Reporting Mike Schuh
BALTIMORE (WJZ) — In the 30 years since AIDS and HIV was diagnosed in America, Baltimore has seen its new infection rate climb to be the fifth worst in the country.
But now as Mike Schuh reports, some are looking to fight back in a big way.
On a giant field, 4,000 people willing to wear a red plastic poncho– with some patience and a little direction– are going to do something big.
“Stand up as we create the world’s largest red ribbon,” explained Dr. Marcella Copes, Dean of Nursing at Coppin State University.
“The goal of that is to raise awareness of HIV,” said David Haltiwanger of Chase-Brexton Health Services.
It’s an attempt specifically targeted for Thursday.
“To celebrate and bring attention to HIV for World AIDS Day,” Copes said.
William Mueller: “Letting people be aware of HIV and AIDS.”
Schuh: “Why does it matter to you?”
Mueller: “Why does it matter to me? Because I have it.”
Mueller’s had it for 24 years.
“When I found I had it, I lost the will to live,” he said.
It’s the very first time, in public, he’s ever talked about it.
“I didn’t figure I’d be here this long,” he said.
He says for the past four years, Chase-Brexton Health Services has helped keep him alive.
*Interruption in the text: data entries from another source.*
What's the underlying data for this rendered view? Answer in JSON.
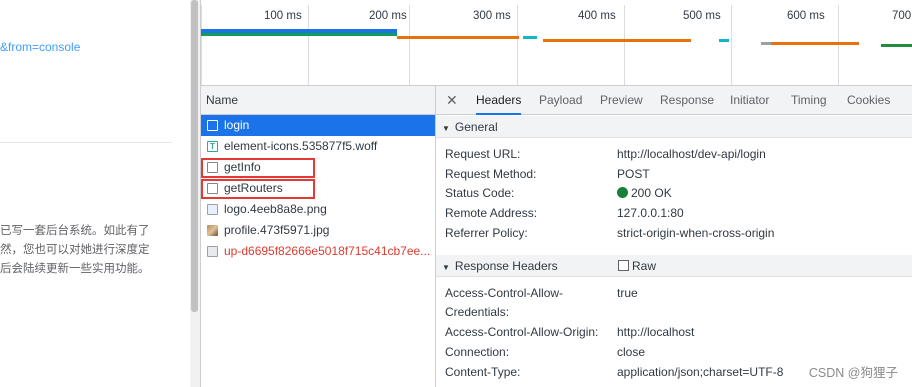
{
  "page": {
    "link_text": "&from=console",
    "paragraph_lines": [
      "已写一套后台系统。如此有了",
      "然，您也可以对她进行深度定",
      "后会陆续更新一些实用功能。"
    ]
  },
  "overview": {
    "ticks": [
      "100 ms",
      "200 ms",
      "300 ms",
      "400 ms",
      "500 ms",
      "600 ms",
      "700"
    ]
  },
  "network": {
    "name_header": "Name",
    "requests": [
      {
        "name": "login",
        "icon": "document-icon",
        "state": "selected"
      },
      {
        "name": "element-icons.535877f5.woff",
        "icon": "font-icon",
        "state": "normal"
      },
      {
        "name": "getInfo",
        "icon": "document-icon",
        "state": "normal"
      },
      {
        "name": "getRouters",
        "icon": "document-icon",
        "state": "normal"
      },
      {
        "name": "logo.4eeb8a8e.png",
        "icon": "image-icon",
        "state": "normal"
      },
      {
        "name": "profile.473f5971.jpg",
        "icon": "photo-icon",
        "state": "normal"
      },
      {
        "name": "up-d6695f82666e5018f715c41cb7ee...",
        "icon": "script-icon",
        "state": "error"
      }
    ]
  },
  "detail": {
    "close_glyph": "✕",
    "tabs": [
      "Headers",
      "Payload",
      "Preview",
      "Response",
      "Initiator",
      "Timing",
      "Cookies"
    ],
    "active_tab": "Headers",
    "general_title": "General",
    "general": [
      {
        "key": "Request URL:",
        "value": "http://localhost/dev-api/login"
      },
      {
        "key": "Request Method:",
        "value": "POST"
      },
      {
        "key": "Status Code:",
        "value": "200 OK"
      },
      {
        "key": "Remote Address:",
        "value": "127.0.0.1:80"
      },
      {
        "key": "Referrer Policy:",
        "value": "strict-origin-when-cross-origin"
      }
    ],
    "response_title": "Response Headers",
    "raw_label": "Raw",
    "response_headers": [
      {
        "key": "Access-Control-Allow-",
        "value": "true"
      },
      {
        "key": "Credentials:",
        "value": ""
      },
      {
        "key": "Access-Control-Allow-Origin:",
        "value": "http://localhost"
      },
      {
        "key": "Connection:",
        "value": "close"
      },
      {
        "key": "Content-Type:",
        "value": "application/json;charset=UTF-8"
      }
    ]
  },
  "watermark": "CSDN @狗狸子",
  "colors": {
    "selected": "#1a73e8",
    "error": "#dc3b2f",
    "highlight_box": "#e53935",
    "status_ok": "#188038"
  }
}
It’s one of the groups making this world record ribbon attempt, hoping people will connect the dots between awareness and action.
“It’s not a magical connection but anything we can do to remind people of the right choices that they need to make,” Haltiwanger said.
Mueller’s choices led to HIV, and 24 years of hope.
“Well, I was told, ‘Never give up,’” he said.
To break the record, they need about 1,000 walk-ups Thursday to wear red ponchos. Registration begins at 9 a.m., and the ribbon will form about 11:30 a.m. at Coppin State.
The check-in for the red ribbon will be at the Coppin Athletic Complex on Gwynns Falls Parkway just south of Mondawmin Mall.